So in psychology when we say that the minimum period of grieving is normally about two years, we mean each event needs to be faced and processed. This is because from the death day we go around the year facing every special day and anniversary. After one year we come back to the death day, take a deep breath and do it all again. In most cases by the time we have completed the two year cycle we are starting to normalise and accept the change and our loss. However we have to accept that some, or perhaps most, losses will never truly leave us.
Becoming an adult
We are all, or were all, children. All of us were born of a mother and had a father. Throughout our life we are our parents child, until, that is, the moment when they pass on. In reality none of us truly become adults until both our parents have died because up to that point we are someone’s child.

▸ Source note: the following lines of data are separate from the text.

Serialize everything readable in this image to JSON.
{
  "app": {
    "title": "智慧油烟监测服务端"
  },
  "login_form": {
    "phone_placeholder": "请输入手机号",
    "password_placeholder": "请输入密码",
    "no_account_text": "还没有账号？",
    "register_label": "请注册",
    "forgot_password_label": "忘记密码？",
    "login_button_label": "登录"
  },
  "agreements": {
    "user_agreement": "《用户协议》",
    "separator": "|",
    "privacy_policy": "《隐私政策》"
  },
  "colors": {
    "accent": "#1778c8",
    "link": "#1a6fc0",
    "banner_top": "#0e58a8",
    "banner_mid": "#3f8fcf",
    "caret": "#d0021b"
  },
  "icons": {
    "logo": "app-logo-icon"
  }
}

We only become adults when we are orphans. Just as this is true for us and our own parents it is equally true for our children. While we live they will always be children, we need to die to allow them to become adults. If you are in your seventies and your parents are in their nineties you may not come to adulthood until late in life.
How long should we grieve
While grieving may take an indeterminate amount of time that may have no limit it still remains a process. Often people will feel guilty for still being upset three months after a loss. In reality the process may take several years. On average we think of two to begin to come to terms with a loss.
The three stages
Grief is often identified as having three distinct phases. These may follow the classic sequence or the phases may come and go over time.
The first stage is disbelief. “I can’t come to terms with what had actually happened” I assume that the person will come back and walk through the door, that they will ring or write.
2: Emotional letting go
As emotion is released it may come out as tears frustration sadness or depression. Even when people try to hold it in there usually comes a time when it is released.
Anger is a strange though powerful emotion. At some point the anger comes. We may feel anger with the doctors, the disease, God or the person who has died. When we feel guilty with the person who has died we then often feel guilty for being angry with them and we may spend sometime going round and round until it is processed. Often it is the anger that gives us the energy to move on.
The wonder of birth and the wonder of death
Why do we celebrate birth and not death. In many ways we have lost touch with both birth and death. These great events, that used to take place in the home now happen in hospitals and hospices. Only a generation ago most people would have been born at home and died at home.
With the rise of the medical professional we have de-personalised the process. As we have done this we have also given away our own responsibility and participation in these processes.
Celebrating a life or mourning a death?
My vote is that we use the last funeral rites as a celebration of life, that we change our sadness into happiness and celebrate what that person’s life has achieved.
I shall stop here before this turns into a book.
Wherever you are in the cycle of life, enjoy it and plan your ending with joy.